__Excerpts from an interface dataset__:
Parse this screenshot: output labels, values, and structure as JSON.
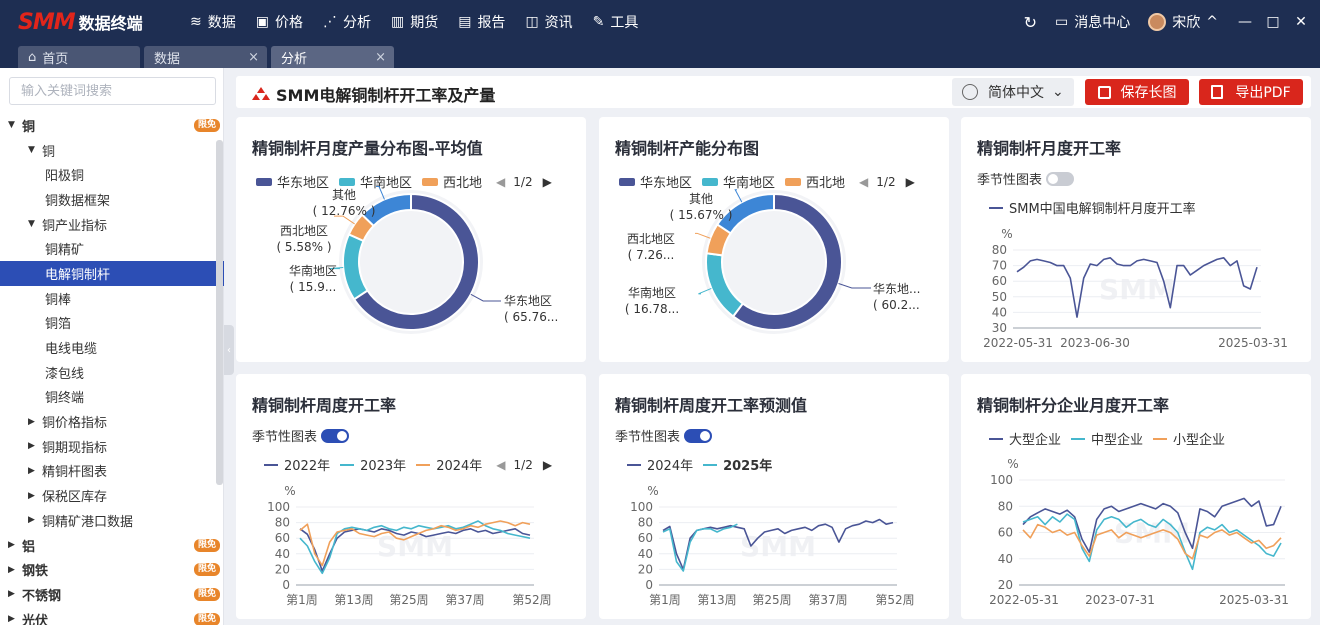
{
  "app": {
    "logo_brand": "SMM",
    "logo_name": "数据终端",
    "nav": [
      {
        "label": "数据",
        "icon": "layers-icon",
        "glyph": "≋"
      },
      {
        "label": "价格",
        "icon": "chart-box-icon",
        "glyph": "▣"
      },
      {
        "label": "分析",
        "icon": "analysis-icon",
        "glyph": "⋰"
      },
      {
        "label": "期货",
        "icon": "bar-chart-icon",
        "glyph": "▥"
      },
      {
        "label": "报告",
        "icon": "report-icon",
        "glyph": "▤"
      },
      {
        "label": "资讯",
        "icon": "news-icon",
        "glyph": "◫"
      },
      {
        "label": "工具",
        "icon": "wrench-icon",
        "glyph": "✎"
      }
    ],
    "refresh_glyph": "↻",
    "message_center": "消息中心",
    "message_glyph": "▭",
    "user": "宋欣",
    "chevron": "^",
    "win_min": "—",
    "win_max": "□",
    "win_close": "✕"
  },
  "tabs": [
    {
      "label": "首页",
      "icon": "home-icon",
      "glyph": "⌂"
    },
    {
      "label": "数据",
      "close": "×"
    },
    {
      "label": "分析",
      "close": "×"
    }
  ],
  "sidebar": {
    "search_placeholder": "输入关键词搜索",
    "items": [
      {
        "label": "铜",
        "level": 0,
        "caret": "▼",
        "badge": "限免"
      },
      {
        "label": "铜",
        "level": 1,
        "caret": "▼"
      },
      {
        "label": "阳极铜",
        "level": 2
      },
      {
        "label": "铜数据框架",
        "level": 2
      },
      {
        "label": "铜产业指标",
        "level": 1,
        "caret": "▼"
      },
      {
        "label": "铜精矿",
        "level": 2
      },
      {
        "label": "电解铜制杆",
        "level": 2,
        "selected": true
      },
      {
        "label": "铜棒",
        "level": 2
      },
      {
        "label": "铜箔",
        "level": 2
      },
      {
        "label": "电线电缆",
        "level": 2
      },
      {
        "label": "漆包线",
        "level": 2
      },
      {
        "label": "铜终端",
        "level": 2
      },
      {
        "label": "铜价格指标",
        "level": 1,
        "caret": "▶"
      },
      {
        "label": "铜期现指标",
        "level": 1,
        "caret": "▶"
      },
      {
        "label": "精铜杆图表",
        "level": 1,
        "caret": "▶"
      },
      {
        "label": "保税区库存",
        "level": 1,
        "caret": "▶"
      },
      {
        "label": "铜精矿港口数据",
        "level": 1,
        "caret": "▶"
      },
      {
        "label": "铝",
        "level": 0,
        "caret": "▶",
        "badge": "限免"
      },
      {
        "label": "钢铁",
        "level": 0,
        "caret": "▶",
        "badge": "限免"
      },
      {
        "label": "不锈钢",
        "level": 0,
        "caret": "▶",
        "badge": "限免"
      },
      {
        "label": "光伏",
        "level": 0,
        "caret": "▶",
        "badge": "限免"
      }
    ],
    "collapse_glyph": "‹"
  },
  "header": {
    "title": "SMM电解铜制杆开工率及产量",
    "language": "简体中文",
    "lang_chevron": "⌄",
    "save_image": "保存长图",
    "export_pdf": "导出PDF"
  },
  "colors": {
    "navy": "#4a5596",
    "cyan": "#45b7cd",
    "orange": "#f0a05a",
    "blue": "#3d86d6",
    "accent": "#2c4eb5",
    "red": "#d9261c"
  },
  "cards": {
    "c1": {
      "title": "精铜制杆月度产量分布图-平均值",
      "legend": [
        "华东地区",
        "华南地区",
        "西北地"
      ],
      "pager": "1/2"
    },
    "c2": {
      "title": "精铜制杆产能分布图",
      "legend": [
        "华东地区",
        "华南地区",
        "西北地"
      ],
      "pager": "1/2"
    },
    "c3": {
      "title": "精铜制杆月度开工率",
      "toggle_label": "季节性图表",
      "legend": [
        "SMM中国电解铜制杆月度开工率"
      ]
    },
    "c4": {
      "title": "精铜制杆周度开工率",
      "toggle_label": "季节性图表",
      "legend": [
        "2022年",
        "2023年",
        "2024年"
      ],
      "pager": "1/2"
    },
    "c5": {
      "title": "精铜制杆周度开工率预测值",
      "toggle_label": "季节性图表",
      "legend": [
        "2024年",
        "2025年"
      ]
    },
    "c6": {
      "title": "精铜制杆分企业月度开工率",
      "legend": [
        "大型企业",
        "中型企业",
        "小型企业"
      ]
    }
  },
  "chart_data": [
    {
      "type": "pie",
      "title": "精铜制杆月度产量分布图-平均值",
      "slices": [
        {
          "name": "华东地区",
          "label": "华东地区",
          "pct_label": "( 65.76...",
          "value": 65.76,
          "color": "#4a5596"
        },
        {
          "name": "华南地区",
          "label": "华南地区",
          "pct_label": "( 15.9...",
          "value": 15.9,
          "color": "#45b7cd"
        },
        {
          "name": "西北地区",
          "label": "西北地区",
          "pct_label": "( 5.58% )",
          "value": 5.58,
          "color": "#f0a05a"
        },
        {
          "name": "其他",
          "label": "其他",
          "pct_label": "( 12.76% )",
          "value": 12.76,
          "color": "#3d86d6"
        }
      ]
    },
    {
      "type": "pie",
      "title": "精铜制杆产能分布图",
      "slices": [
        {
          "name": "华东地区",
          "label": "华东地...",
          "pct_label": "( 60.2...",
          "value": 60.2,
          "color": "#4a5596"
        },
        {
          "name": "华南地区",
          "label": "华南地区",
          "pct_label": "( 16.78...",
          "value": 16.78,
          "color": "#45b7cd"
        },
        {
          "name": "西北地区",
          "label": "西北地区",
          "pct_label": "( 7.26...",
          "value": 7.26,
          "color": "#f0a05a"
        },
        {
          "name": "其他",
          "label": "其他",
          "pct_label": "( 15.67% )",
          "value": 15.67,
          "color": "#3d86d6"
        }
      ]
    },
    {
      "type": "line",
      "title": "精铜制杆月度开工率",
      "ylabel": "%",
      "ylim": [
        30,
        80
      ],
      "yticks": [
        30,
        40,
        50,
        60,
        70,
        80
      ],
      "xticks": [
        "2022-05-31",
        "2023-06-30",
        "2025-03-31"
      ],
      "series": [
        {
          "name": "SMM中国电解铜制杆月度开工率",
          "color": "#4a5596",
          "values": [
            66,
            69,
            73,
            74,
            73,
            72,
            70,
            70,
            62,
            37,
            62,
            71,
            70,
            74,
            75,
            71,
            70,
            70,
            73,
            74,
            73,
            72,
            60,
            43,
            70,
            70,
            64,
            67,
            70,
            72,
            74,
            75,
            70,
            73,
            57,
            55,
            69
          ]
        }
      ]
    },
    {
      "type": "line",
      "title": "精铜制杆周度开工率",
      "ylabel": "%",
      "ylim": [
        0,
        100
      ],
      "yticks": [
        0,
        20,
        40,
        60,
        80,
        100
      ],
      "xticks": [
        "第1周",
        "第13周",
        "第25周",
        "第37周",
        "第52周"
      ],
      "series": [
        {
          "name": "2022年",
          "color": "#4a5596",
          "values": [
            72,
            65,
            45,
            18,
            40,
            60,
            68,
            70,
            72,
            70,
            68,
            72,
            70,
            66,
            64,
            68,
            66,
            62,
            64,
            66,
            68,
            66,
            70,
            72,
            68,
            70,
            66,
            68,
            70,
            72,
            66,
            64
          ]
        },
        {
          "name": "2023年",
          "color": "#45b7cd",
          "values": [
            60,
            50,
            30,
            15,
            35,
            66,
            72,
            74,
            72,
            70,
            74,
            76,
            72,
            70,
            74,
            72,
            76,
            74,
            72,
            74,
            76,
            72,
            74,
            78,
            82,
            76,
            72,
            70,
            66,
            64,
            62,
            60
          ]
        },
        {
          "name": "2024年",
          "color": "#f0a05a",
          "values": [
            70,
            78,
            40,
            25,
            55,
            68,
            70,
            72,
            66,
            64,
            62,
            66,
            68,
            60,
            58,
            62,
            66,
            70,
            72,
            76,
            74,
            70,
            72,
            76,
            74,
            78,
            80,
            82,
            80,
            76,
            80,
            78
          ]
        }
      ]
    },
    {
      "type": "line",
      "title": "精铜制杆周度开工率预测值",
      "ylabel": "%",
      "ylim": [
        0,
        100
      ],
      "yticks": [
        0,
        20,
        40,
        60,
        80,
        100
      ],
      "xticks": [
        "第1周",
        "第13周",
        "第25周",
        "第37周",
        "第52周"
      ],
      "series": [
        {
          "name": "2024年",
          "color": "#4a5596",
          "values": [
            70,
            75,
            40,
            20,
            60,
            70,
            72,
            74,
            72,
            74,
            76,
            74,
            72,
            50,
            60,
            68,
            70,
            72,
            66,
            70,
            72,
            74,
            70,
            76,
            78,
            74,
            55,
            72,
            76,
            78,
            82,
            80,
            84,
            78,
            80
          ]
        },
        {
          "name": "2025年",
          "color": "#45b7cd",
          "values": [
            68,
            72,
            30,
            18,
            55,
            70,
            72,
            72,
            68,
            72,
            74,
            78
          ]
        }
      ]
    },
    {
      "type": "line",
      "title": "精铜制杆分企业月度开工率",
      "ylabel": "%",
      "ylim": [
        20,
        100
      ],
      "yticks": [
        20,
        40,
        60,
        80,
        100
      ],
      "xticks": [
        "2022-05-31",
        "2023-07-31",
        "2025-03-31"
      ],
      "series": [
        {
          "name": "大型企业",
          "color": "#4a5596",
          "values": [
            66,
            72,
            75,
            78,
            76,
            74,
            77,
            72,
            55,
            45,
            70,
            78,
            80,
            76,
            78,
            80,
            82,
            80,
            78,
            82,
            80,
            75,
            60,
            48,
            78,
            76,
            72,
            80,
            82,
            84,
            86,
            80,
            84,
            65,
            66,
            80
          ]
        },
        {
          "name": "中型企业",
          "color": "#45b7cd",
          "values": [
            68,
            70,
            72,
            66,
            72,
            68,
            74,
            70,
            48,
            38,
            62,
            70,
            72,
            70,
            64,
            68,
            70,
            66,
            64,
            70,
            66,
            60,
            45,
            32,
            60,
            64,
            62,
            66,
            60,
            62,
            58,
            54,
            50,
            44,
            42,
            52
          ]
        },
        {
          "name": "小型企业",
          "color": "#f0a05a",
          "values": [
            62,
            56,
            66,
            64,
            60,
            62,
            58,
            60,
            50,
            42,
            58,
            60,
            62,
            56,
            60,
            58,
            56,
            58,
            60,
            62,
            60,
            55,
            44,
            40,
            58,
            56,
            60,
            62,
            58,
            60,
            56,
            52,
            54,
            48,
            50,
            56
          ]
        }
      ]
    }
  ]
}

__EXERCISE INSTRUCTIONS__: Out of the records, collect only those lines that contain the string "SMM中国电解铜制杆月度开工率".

__REPLY__:
        "SMM中国电解铜制杆月度开工率"
          "name": "SMM中国电解铜制杆月度开工率",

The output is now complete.